This week, classes begin at Cornell University for some 20, students, including me. Yet I hope my presence here — and my future success in pursuing a law degree — sends a powerful message that former prisoners can not only contribute to society, but can do important things The Crime Bill, signed into law 25 years ago, ended Pell Grants for folks in prison, eventually drying up funding and causing many colleges to withdraw from prisons altogether.
That was a terrible mistake. Today, federal lawmakers debate the language and scope of the Restoring Education and Learning Act — a measure that would give thousands of prisoners the chance to get some tuition help. They must think big. August 25, in Prisons and prisoners , Reentry and community supervision Permalink Comments 2. As reported here , this week started with Attorney General William Barr announcing the appointment Dr. Thomas R. Kane as the Deputy Director. Perhaps unsurprisingly, this development has prompted some folks to share advice on how federal prison system could be better run.

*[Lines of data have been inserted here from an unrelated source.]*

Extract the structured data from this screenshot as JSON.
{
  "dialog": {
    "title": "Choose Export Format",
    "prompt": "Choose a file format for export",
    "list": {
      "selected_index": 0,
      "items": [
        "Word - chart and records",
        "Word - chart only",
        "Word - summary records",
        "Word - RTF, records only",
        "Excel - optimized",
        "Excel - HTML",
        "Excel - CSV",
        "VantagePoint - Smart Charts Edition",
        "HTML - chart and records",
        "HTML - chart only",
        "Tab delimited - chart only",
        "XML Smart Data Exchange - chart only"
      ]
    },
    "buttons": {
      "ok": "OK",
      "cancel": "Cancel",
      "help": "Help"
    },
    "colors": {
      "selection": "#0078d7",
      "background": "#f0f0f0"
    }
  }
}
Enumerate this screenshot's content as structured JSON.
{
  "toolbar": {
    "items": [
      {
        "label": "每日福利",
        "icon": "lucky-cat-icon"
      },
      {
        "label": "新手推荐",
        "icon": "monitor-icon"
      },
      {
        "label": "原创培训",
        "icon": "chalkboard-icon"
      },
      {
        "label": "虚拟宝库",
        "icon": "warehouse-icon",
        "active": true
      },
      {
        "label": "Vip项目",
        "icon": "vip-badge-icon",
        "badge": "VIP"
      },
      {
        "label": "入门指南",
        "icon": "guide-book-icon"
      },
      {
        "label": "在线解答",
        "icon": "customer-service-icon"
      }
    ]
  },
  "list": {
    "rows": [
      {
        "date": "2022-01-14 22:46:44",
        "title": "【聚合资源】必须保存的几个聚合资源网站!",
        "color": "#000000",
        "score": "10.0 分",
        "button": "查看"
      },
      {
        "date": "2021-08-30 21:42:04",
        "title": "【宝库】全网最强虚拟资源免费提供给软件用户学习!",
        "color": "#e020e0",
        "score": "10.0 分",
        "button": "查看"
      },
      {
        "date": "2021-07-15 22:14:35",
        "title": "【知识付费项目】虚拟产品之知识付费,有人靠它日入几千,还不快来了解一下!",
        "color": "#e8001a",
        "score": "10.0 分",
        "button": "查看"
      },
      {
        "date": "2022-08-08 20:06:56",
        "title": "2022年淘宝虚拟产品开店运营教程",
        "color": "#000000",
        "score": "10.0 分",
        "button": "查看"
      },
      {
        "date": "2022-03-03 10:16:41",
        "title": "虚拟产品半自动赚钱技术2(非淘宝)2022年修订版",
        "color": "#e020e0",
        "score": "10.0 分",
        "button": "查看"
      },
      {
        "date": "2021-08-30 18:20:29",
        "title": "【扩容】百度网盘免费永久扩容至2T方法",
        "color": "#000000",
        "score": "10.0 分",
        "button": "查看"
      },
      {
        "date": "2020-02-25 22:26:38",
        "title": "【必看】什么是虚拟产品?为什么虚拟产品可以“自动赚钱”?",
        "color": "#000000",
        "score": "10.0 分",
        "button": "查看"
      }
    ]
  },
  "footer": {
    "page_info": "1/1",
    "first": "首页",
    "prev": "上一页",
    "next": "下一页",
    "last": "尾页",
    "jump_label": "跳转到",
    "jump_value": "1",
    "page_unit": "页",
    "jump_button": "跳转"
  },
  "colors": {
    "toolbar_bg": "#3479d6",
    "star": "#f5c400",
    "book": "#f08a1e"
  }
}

Here is some of the discussion I have noticed:. The Article makes two conceptual contributions. First, it tells a story about the Thirteenth Amendment forbidding one form of slavery while legitimating and preserving others. Of course, the text does not operate absent important actors: legislatures and courts.